• _Exercise details_
Could you output each line below exactly as it appears, excluding any pictures?

• _Material supplied_
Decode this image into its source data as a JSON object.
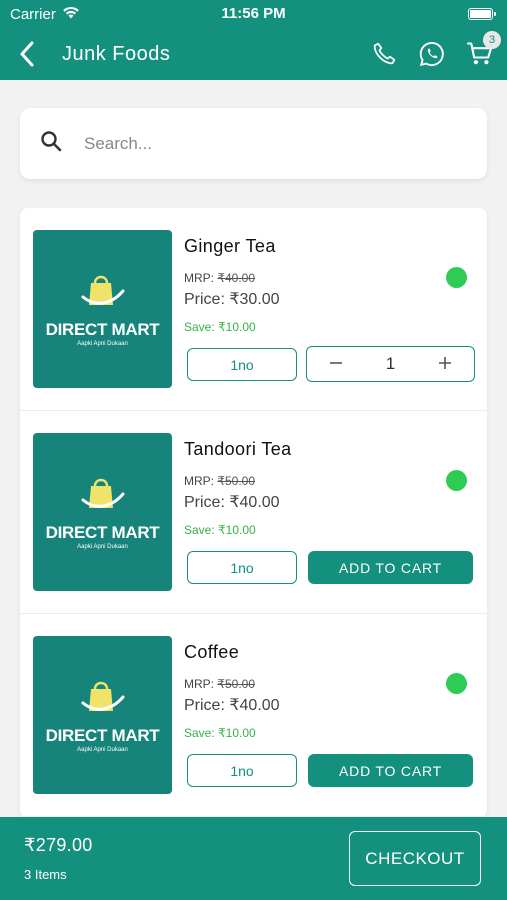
{
  "status": {
    "carrier": "Carrier",
    "time": "11:56 PM"
  },
  "header": {
    "title": "Junk Foods",
    "cart_count": "3"
  },
  "search": {
    "placeholder": "Search..."
  },
  "products": [
    {
      "name": "Ginger Tea",
      "mrp_label": "MRP:",
      "mrp": "₹40.00",
      "price": "Price: ₹30.00",
      "save": "Save: ₹10.00",
      "unit": "1no",
      "in_cart": true,
      "quantity": "1",
      "brand": "DIRECT MART",
      "tagline": "Aapki Apni Dukaan"
    },
    {
      "name": "Tandoori Tea",
      "mrp_label": "MRP:",
      "mrp": "₹50.00",
      "price": "Price: ₹40.00",
      "save": "Save: ₹10.00",
      "unit": "1no",
      "in_cart": false,
      "add_label": "ADD TO CART",
      "brand": "DIRECT MART",
      "tagline": "Aapki Apni Dukaan"
    },
    {
      "name": "Coffee",
      "mrp_label": "MRP:",
      "mrp": "₹50.00",
      "price": "Price: ₹40.00",
      "save": "Save: ₹10.00",
      "unit": "1no",
      "in_cart": false,
      "add_label": "ADD TO CART",
      "brand": "DIRECT MART",
      "tagline": "Aapki Apni Dukaan"
    }
  ],
  "footer": {
    "total": "₹279.00",
    "items": "3 Items",
    "checkout_label": "CHECKOUT"
  },
  "colors": {
    "primary": "#14907f",
    "available": "#2ecc55",
    "save": "#36b24a"
  },
  "icons": [
    "back-arrow-icon",
    "phone-icon",
    "whatsapp-icon",
    "cart-icon",
    "search-icon",
    "shopping-bag-logo-icon"
  ]
}
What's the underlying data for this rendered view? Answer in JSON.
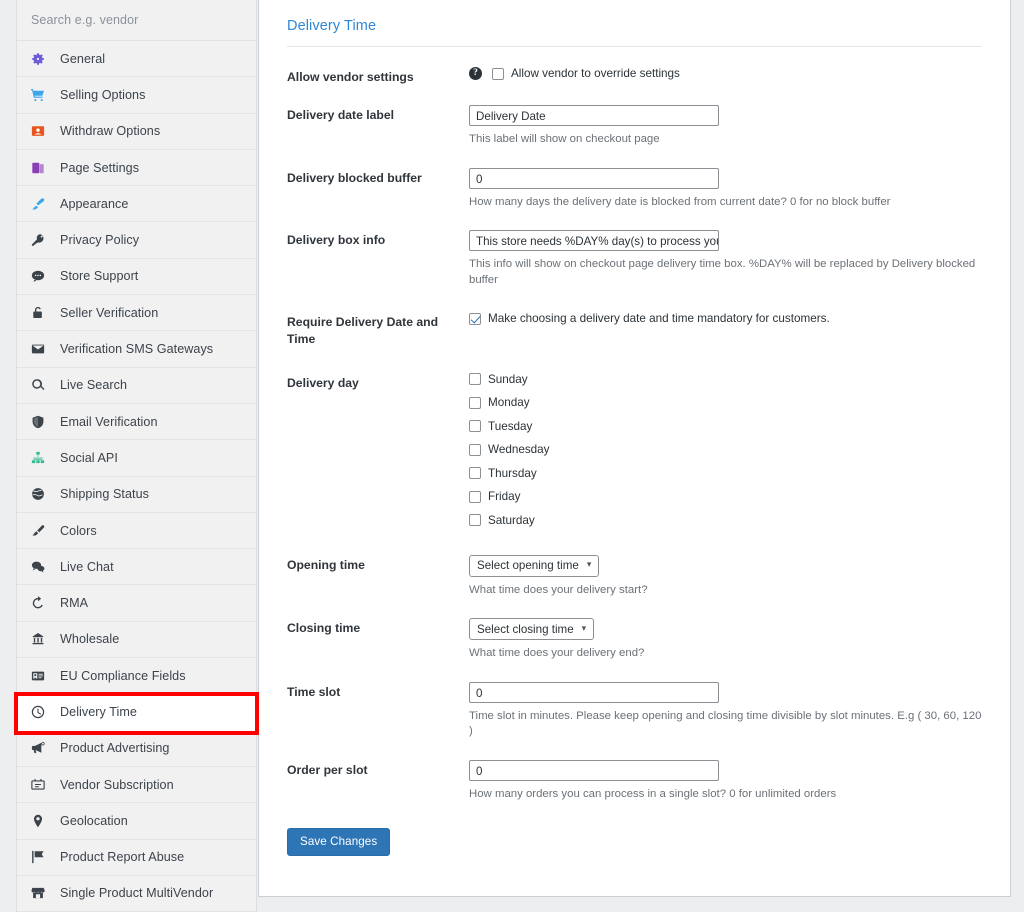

• _The answer_
Decode this image into its source data as a JSON object.
{
  "status": {
    "carrier": "Carrier",
    "time": "11:56 PM"
  },
  "header": {
    "title": "Junk Foods",
    "cart_count": "3"
  },
  "search": {
    "placeholder": "Search..."
  },
  "products": [
    {
      "name": "Ginger Tea",
      "mrp_label": "MRP:",
      "mrp": "₹40.00",
      "price": "Price: ₹30.00",
      "save": "Save: ₹10.00",
      "unit": "1no",
      "in_cart": true,
      "quantity": "1",
      "brand": "DIRECT MART",
      "tagline": "Aapki Apni Dukaan"
    },
    {
      "name": "Tandoori Tea",
      "mrp_label": "MRP:",
      "mrp": "₹50.00",
      "price": "Price: ₹40.00",
      "save": "Save: ₹10.00",
      "unit": "1no",
      "in_cart": false,
      "add_label": "ADD TO CART",
      "brand": "DIRECT MART",
      "tagline": "Aapki Apni Dukaan"
    },
    {
      "name": "Coffee",
      "mrp_label": "MRP:",
      "mrp": "₹50.00",
      "price": "Price: ₹40.00",
      "save": "Save: ₹10.00",
      "unit": "1no",
      "in_cart": false,
      "add_label": "ADD TO CART",
      "brand": "DIRECT MART",
      "tagline": "Aapki Apni Dukaan"
    }
  ],
  "footer": {
    "total": "₹279.00",
    "items": "3 Items",
    "checkout_label": "CHECKOUT"
  },
  "colors": {
    "primary": "#14907f",
    "available": "#2ecc55",
    "save": "#36b24a"
  },
  "icons": [
    "back-arrow-icon",
    "phone-icon",
    "whatsapp-icon",
    "cart-icon",
    "search-icon",
    "shopping-bag-logo-icon"
  ]
}
What's the underlying data for this rendered view? Answer in JSON.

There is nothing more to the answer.